Skip to main content

Are you a legal professional? Visit our professional site

Search for legal issues
For help near (city, ZIP code or county)
Please enter a legal issue and/or a location

Family Gets Criminal Charges for Cheering at Graduation

Article Placeholder Image
By Christopher Coble, Esq. on June 08, 2015 11:56 AM

Every year, school officials request that family members hold their cheers and applause until after all graduating students' names have been called. Every year, nobody listens.

This year, one school Superintendent got serious. He pressed criminal charges against one student's family members for cheering.

That was not a typo.

Silence!

At Senatobia High School's graduation, families and friends were told to hold their cheering and applause until after all the graduates had finished crossing the stage, or they would be removed from the ceremony.
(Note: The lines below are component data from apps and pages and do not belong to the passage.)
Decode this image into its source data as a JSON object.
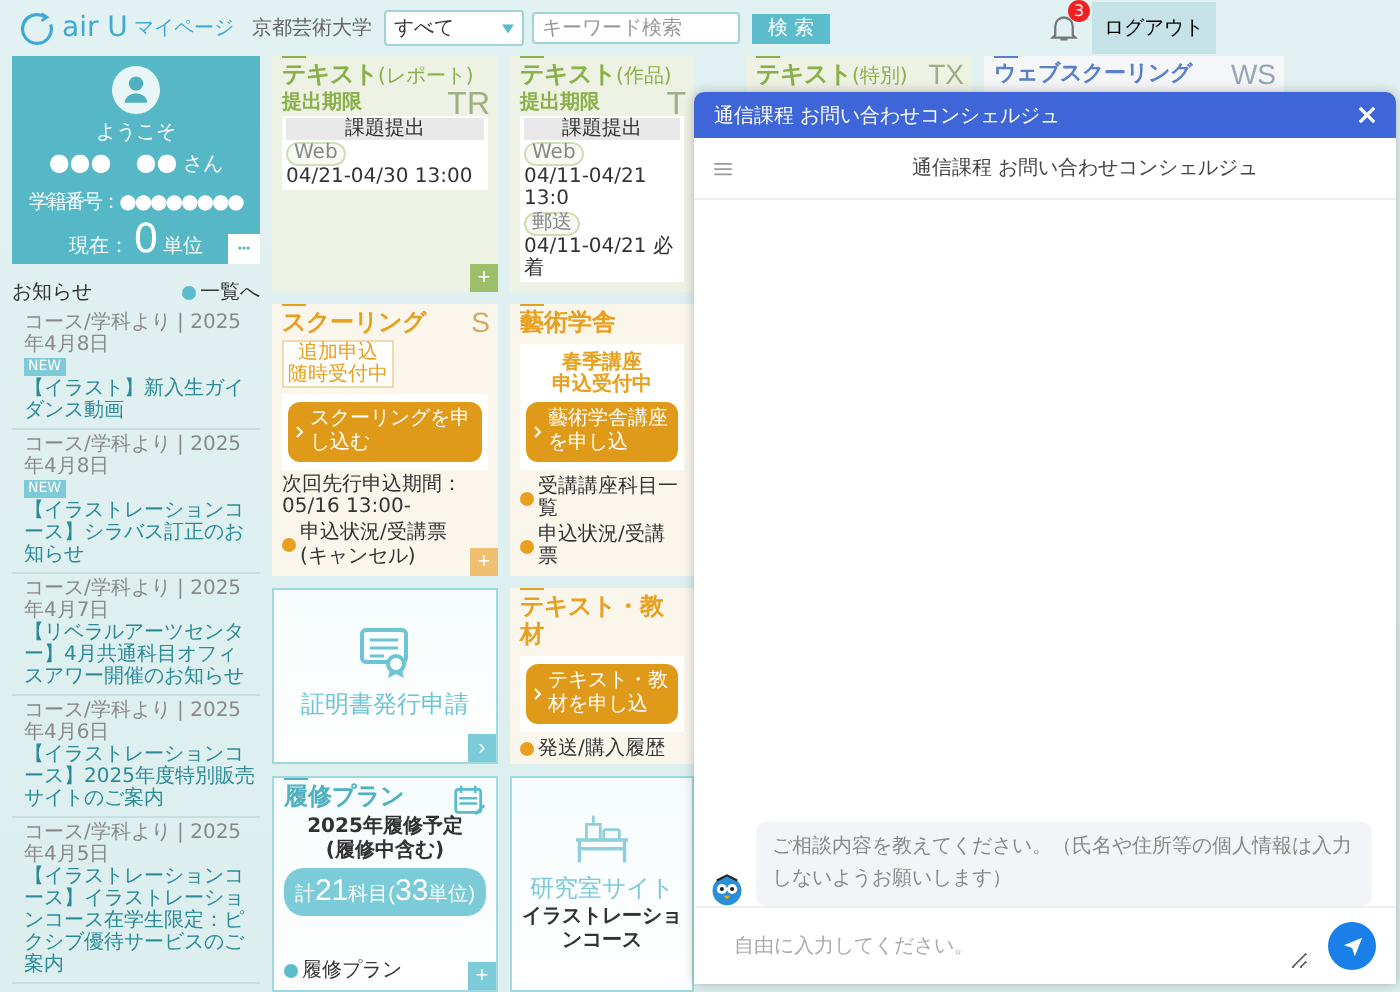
{
  "header": {
    "logo": "air U",
    "page_label": "マイページ",
    "university": "京都芸術大学",
    "search_scope": "すべて",
    "search_placeholder": "キーワード検索",
    "search_button": "検 索",
    "notification_count": "3",
    "logout": "ログアウト"
  },
  "profile": {
    "welcome": "ようこそ",
    "name": "●●●　●●",
    "honorific": "さん",
    "student_id": "学籍番号：●●●●●●●●",
    "credits_label": "現在：",
    "credits_value": "0",
    "credits_unit": "単位",
    "more_button": "•••"
  },
  "news": {
    "title": "お知らせ",
    "list_link": "一覧へ",
    "items": [
      {
        "meta": "コース/学科より | 2025年4月8日",
        "badge": "NEW",
        "title": "【イラスト】新入生ガイダンス動画"
      },
      {
        "meta": "コース/学科より | 2025年4月8日",
        "badge": "NEW",
        "title": "【イラストレーションコース】シラバス訂正のお知らせ"
      },
      {
        "meta": "コース/学科より | 2025年4月7日",
        "title": "【リベラルアーツセンター】4月共通科目オフィスアワー開催のお知らせ"
      },
      {
        "meta": "コース/学科より | 2025年4月6日",
        "title": "【イラストレーションコース】2025年度特別販売サイトのご案内"
      },
      {
        "meta": "コース/学科より | 2025年4月5日",
        "title": "【イラストレーションコース】イラストレーションコース在学生限定：ピクシブ優待サービスのご案内"
      }
    ]
  },
  "text_report": {
    "title": "テキスト",
    "title_sub": "(レポート)",
    "watermark": "TR",
    "deadline_label": "提出期限",
    "table_header": "課題提出",
    "rows": [
      {
        "tag": "Web",
        "period": "04/21-04/30 13:00"
      }
    ],
    "plus_button": "+"
  },
  "text_work": {
    "title": "テキスト",
    "title_sub": "(作品)",
    "watermark": "T",
    "deadline_label": "提出期限",
    "table_header": "課題提出",
    "rows": [
      {
        "tag": "Web",
        "period": "04/11-04/21 13:0"
      },
      {
        "tag": "郵送",
        "period": "04/11-04/21 必着"
      }
    ]
  },
  "text_special": {
    "title": "テキスト",
    "title_sub": "(特別)",
    "watermark": "TX"
  },
  "web_schooling": {
    "title": "ウェブスクーリング",
    "watermark": "WS"
  },
  "schooling": {
    "title": "スクーリング",
    "watermark": "S",
    "badge_lines": [
      "追加申込",
      "随時受付中"
    ],
    "button": "スクーリングを申し込む",
    "note": "次回先行申込期間：05/16 13:00-",
    "link": "申込状況/受講票(キャンセル)",
    "plus_button": "+"
  },
  "art_school": {
    "title": "藝術学舎",
    "notice_lines": [
      "春季講座",
      "申込受付中"
    ],
    "button": "藝術学舎講座を申し込",
    "links": [
      "受講講座科目一覧",
      "申込状況/受講票"
    ]
  },
  "certificate": {
    "label": "証明書発行申請",
    "arrow_button": "›"
  },
  "text_materials": {
    "title": "テキスト・教材",
    "button": "テキスト・教材を申し込",
    "link": "発送/購入履歴"
  },
  "study_plan": {
    "title": "履修プラン",
    "heading_lines": [
      "2025年履修予定",
      "(履修中含む)"
    ],
    "total_prefix": "計",
    "subjects": "21",
    "subjects_unit": "科目",
    "paren": "(",
    "credits": "33",
    "credits_unit": "単位)",
    "link": "履修プラン",
    "plus_button": "+"
  },
  "lab_site": {
    "title": "研究室サイト",
    "subtitle": "イラストレーションコース"
  },
  "chat": {
    "title": "通信課程 お問い合わせコンシェルジュ",
    "subheader": "通信課程 お問い合わせコンシェルジュ",
    "message": "ご相談内容を教えてください。（氏名や住所等の個人情報は入力しないようお願いします）",
    "placeholder": "自由に入力してください。"
  }
}
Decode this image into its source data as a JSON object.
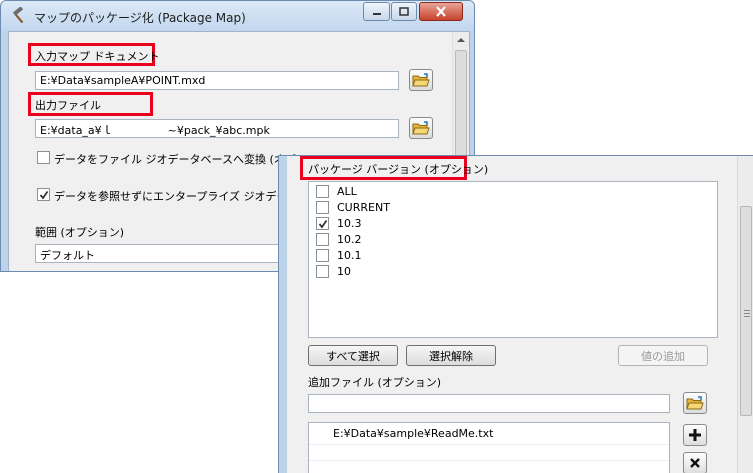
{
  "window1": {
    "title": "マップのパッケージ化 (Package Map)",
    "input_map_doc": {
      "label": "入力マップ ドキュメント",
      "value": "E:¥Data¥sampleA¥POINT.mxd"
    },
    "output_file": {
      "label": "出力ファイル",
      "value": "E:¥data_a¥ｌ　　　　　~¥pack_¥abc.mpk"
    },
    "convert_to_fgdb": {
      "label": "データをファイル ジオデータベースへ変換 (オプション)",
      "checked": false
    },
    "no_ref_enterprise": {
      "label": "データを参照せずにエンタープライズ ジオデータベー",
      "checked": true
    },
    "extent": {
      "label": "範囲 (オプション)",
      "value": "デフォルト"
    }
  },
  "window2": {
    "package_version_label": "パッケージ バージョン (オプション)",
    "versions": [
      {
        "label": "ALL",
        "checked": false
      },
      {
        "label": "CURRENT",
        "checked": false
      },
      {
        "label": "10.3",
        "checked": true
      },
      {
        "label": "10.2",
        "checked": false
      },
      {
        "label": "10.1",
        "checked": false
      },
      {
        "label": "10",
        "checked": false
      }
    ],
    "select_all_label": "すべて選択",
    "clear_selection_label": "選択解除",
    "add_value_label": "値の追加",
    "additional_files_label": "追加ファイル (オプション)",
    "additional_files_input": "",
    "additional_files": [
      "E:¥Data¥sample¥ReadMe.txt"
    ]
  },
  "colors": {
    "highlight": "#e8001c",
    "titlebar": "#c2d6ee",
    "client": "#f0f0f0"
  }
}
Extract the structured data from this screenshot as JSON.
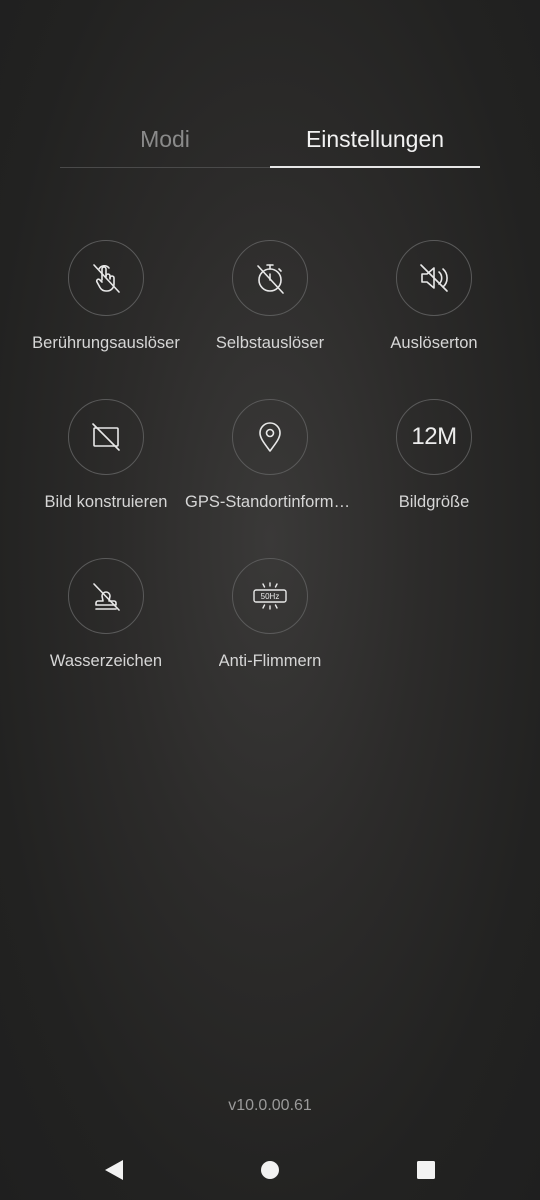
{
  "tabs": {
    "modes": "Modi",
    "settings": "Einstellungen"
  },
  "settings": [
    {
      "label": "Berührungsauslöser",
      "icon": "touch-off-icon"
    },
    {
      "label": "Selbstauslöser",
      "icon": "timer-off-icon"
    },
    {
      "label": "Auslöserton",
      "icon": "sound-off-icon"
    },
    {
      "label": "Bild konstruieren",
      "icon": "frame-off-icon"
    },
    {
      "label": "GPS-Standortinforma…",
      "icon": "location-pin-icon"
    },
    {
      "label": "Bildgröße",
      "icon": "image-size-icon",
      "icon_text": "12M"
    },
    {
      "label": "Wasserzeichen",
      "icon": "watermark-off-icon"
    },
    {
      "label": "Anti-Flimmern",
      "icon": "anti-flicker-icon",
      "icon_text": "50Hz"
    }
  ],
  "version": "v10.0.00.61",
  "navbar": {
    "back": "back-icon",
    "home": "home-icon",
    "recent": "recent-apps-icon"
  }
}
But, when Lanarcia Walker's name was called, her father (some reports identify him as her brother), Henry Walker, couldn't hold it in. He had to yell, "You did it, baby!" Other family members also cheered. The family was quickly escorted out of the celebration.

Much to their surprise, Henry and some other relatives were later served with criminal charges for disturbing the peace.

Disturbing the Peace

Mississippi's disturbing the peace statute is actually titled "Disturbance in public place," and states, "any person who shall enter any public place ... and while therein or thereon shall create a disturbance, or a breach of the peace, in any way whatsoever, including, ... loud and offensive talk ... shall be guilty of a misdemeanor."

Loud and Offensive?

The statute says "loud and offensive." The cheering probably was loud. It wouldn't have attracted any attention if it wasn't. But, was the cheering also offensive? The meaning of the phrase "You did it, baby" is pretty innocuous. It wasn't racist or derogatory or harassing. Not terribly offensive.

However, Senatobia school district Superintendent Jay Foster may argue that the cheering was offensive to other parents and students who could not hear their names being called. Foster claims that the cheering affected the dignity of the ceremony, and one student flinched at the cheering. Do you agree that the cheering was offensive?

If convicted, Lanarcia Walker's realatives may face a fine up to $500 and up to six months in jail.

Follow FindLaw for Consumers on Facebook and Twitter (@FindLawConsumer).

Related Resources:

Find a Lawyer

More Options